(Saved data entries)
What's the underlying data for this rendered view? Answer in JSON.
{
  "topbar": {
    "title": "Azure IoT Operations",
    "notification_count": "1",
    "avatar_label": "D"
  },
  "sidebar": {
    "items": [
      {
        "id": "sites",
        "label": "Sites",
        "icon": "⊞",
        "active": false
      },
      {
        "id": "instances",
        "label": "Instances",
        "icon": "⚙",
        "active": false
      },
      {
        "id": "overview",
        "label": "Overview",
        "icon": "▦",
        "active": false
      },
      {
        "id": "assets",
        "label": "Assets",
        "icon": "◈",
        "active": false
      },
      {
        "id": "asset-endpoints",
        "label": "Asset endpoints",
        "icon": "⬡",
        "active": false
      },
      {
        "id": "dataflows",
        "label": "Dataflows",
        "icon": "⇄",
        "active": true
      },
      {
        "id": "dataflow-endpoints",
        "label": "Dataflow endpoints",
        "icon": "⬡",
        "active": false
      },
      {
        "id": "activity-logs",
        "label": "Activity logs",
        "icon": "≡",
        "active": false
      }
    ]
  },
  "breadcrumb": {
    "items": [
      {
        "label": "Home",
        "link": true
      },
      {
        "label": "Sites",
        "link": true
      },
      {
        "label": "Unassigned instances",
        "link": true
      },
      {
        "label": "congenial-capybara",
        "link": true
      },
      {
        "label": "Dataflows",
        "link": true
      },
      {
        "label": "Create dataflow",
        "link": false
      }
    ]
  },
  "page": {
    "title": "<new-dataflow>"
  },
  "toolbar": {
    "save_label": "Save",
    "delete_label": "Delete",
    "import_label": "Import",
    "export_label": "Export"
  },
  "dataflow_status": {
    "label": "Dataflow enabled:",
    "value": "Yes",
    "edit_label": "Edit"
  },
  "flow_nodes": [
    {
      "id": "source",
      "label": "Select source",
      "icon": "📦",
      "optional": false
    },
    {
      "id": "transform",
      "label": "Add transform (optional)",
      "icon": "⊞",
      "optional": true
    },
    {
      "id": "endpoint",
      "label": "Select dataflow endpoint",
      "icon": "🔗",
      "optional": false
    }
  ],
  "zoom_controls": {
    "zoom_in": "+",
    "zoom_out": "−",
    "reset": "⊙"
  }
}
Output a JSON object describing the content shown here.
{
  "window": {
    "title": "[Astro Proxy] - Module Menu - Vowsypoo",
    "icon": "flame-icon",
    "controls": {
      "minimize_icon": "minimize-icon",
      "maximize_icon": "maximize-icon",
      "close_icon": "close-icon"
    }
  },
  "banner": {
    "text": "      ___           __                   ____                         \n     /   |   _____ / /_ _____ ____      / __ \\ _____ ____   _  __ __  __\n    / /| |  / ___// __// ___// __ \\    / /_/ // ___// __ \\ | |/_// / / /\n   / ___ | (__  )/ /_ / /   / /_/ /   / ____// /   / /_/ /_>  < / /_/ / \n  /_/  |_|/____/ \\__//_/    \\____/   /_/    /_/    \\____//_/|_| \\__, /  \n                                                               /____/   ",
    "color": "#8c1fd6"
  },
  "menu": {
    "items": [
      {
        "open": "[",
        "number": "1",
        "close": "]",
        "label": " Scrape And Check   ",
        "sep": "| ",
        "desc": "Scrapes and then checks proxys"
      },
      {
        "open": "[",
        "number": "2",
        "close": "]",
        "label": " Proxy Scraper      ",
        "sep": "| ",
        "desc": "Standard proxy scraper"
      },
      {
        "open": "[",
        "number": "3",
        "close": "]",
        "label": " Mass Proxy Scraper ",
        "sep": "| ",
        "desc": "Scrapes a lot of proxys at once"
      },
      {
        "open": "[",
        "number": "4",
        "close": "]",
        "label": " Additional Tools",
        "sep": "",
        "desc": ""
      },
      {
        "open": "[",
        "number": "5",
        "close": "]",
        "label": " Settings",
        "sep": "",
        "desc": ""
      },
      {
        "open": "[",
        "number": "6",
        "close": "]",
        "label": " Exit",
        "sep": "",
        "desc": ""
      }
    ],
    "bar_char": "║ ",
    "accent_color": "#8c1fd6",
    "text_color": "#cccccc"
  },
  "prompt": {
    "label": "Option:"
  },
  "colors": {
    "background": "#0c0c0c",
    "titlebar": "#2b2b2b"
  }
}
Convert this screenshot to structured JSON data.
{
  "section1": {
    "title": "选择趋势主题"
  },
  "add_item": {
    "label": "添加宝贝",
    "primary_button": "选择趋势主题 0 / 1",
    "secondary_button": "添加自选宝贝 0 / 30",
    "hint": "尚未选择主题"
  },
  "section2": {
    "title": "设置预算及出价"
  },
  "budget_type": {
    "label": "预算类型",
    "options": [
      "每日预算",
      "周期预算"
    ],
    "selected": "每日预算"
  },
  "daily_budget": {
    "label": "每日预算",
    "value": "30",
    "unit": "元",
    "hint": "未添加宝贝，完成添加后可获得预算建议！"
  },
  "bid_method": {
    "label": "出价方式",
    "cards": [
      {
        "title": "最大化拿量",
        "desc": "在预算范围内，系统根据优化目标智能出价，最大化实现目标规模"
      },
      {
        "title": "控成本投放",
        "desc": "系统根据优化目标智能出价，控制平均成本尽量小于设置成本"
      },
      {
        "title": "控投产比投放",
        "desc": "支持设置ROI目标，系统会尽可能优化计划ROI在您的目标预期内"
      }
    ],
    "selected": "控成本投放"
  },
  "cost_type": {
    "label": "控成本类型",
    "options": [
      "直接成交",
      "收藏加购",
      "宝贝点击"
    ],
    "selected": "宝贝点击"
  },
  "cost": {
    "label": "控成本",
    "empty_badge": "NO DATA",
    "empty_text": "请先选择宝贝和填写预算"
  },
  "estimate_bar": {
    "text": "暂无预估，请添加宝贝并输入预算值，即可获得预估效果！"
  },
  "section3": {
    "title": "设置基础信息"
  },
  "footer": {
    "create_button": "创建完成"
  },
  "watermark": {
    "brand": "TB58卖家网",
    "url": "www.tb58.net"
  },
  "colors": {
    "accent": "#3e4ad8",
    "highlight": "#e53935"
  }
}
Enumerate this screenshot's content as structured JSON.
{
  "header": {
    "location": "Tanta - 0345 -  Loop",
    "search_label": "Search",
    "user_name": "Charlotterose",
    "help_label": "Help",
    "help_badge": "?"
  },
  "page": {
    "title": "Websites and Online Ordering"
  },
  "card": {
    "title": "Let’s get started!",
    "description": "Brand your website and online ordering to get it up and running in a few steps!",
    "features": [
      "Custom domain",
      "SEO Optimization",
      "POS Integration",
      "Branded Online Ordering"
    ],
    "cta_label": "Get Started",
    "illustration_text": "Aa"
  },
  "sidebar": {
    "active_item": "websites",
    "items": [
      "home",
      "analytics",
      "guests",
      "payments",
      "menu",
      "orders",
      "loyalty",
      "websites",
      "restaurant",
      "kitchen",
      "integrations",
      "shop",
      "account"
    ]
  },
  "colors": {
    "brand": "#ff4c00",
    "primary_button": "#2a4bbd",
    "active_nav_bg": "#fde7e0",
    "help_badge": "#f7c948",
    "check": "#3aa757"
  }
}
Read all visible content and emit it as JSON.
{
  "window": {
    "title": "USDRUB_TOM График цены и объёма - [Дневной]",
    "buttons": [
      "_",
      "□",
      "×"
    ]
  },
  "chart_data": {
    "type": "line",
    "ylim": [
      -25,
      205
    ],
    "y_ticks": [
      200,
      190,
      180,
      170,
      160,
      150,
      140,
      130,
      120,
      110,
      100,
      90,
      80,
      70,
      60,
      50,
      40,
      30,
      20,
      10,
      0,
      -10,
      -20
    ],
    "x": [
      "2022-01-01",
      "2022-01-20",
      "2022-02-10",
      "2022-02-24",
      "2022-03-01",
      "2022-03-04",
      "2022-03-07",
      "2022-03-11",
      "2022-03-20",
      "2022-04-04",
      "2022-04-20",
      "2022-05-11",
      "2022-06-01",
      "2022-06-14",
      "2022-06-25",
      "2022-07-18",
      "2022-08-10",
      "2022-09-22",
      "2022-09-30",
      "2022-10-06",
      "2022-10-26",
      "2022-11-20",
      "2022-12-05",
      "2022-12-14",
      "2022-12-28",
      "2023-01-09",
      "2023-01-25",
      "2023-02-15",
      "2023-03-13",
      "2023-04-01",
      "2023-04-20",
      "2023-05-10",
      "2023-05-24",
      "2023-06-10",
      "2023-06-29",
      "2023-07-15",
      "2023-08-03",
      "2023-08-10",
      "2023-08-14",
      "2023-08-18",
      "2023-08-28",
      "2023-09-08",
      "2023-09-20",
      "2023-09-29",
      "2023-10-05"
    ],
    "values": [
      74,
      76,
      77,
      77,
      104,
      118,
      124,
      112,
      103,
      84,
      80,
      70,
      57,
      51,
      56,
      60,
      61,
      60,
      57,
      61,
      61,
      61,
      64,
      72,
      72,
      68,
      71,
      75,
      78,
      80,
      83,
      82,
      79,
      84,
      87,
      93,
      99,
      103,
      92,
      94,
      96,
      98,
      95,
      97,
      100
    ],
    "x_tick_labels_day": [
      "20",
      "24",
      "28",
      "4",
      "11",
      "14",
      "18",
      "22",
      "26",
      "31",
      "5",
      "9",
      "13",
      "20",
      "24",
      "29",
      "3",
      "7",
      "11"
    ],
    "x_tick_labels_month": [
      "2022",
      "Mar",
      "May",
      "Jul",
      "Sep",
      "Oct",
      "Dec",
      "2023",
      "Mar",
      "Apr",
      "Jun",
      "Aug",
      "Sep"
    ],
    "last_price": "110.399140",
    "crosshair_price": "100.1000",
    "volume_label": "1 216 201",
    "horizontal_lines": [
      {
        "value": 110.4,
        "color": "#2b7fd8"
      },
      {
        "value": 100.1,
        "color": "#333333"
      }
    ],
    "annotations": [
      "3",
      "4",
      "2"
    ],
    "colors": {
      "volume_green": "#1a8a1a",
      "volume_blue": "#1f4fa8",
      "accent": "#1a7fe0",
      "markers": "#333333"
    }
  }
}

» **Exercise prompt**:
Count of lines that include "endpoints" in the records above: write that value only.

» **Task solution**:
4